## EXERCISE DETAILS
Below are records. Find each line in them that holds the word "Meal" and copy it.

## SOURCE RECORDS
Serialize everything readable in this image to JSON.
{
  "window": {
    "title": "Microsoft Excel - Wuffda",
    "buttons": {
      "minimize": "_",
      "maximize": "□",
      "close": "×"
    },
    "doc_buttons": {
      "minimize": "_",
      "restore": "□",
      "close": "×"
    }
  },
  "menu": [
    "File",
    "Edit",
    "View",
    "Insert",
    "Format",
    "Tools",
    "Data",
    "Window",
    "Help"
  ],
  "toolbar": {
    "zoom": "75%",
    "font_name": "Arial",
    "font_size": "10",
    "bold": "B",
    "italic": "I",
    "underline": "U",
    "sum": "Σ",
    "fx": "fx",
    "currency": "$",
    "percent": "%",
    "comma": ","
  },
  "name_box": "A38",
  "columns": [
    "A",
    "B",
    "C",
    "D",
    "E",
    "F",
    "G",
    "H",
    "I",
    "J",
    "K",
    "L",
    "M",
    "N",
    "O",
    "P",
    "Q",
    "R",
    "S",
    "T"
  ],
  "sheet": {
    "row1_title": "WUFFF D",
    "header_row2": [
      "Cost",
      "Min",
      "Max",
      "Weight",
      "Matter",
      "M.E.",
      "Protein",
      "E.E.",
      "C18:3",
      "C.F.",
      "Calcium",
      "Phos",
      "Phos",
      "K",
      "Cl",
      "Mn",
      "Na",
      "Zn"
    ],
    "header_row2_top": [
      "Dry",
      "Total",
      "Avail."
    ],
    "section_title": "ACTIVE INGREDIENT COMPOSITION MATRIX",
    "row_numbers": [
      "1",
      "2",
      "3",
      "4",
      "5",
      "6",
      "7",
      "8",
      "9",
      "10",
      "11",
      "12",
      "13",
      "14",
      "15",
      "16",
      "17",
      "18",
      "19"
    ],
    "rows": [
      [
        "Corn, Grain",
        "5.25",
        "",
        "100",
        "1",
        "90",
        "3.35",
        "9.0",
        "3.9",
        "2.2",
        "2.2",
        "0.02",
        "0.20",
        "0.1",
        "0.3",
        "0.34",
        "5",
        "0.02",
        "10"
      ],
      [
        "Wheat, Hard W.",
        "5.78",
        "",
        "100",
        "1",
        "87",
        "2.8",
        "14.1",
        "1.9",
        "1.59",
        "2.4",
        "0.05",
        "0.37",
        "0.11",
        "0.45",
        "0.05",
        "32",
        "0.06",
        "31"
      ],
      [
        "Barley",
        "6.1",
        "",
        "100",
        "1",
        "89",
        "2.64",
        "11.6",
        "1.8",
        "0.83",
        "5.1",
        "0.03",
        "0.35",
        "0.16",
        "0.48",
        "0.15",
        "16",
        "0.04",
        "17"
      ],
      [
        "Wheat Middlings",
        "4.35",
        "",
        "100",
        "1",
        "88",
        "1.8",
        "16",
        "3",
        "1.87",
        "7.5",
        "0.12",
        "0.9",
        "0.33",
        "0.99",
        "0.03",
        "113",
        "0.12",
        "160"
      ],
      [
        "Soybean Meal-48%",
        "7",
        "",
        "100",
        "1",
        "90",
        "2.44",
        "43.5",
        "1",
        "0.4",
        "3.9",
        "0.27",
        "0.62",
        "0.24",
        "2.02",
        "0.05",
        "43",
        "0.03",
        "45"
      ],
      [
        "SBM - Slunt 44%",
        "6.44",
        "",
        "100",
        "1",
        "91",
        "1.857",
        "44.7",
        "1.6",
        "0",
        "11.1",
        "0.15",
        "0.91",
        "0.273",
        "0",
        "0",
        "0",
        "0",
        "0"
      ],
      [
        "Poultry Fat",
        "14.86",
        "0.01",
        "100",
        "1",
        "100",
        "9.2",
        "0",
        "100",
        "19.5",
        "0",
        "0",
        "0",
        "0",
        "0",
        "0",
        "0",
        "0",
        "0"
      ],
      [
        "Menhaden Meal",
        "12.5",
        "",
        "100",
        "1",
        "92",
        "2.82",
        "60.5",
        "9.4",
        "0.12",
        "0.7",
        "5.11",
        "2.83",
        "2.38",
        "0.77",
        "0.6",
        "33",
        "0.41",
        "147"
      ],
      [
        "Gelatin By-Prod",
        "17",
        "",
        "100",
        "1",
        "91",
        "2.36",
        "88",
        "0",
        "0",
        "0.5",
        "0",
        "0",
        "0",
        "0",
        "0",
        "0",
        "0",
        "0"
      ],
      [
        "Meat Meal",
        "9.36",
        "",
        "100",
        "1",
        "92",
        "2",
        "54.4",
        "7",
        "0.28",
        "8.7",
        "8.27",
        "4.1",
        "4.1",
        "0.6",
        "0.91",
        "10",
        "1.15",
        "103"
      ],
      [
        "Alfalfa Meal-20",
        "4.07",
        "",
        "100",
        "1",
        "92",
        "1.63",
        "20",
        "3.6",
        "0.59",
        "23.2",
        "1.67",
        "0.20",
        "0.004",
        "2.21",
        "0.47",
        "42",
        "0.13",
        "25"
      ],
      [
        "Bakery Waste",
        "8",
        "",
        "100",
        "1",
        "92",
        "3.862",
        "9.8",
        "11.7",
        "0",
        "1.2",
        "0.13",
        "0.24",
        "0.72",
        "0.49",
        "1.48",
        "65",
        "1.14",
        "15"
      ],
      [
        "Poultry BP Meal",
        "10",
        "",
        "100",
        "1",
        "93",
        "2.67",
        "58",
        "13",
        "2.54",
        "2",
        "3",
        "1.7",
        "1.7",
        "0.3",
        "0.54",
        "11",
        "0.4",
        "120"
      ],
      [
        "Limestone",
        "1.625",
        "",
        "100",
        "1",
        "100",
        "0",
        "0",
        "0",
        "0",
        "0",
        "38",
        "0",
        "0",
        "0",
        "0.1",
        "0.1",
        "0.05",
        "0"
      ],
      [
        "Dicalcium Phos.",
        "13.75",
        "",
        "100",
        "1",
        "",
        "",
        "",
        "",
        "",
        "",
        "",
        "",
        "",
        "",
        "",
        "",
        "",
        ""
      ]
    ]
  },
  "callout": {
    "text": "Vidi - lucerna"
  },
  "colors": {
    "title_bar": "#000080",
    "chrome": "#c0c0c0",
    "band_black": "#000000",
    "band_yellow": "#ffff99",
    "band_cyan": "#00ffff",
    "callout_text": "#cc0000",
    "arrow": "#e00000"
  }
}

## ANSWER TO THE EXERCISE
        "Soybean Meal-48%",
        "Menhaden Meal",
        "Meat Meal",
        "Alfalfa Meal-20",
        "Poultry BP Meal",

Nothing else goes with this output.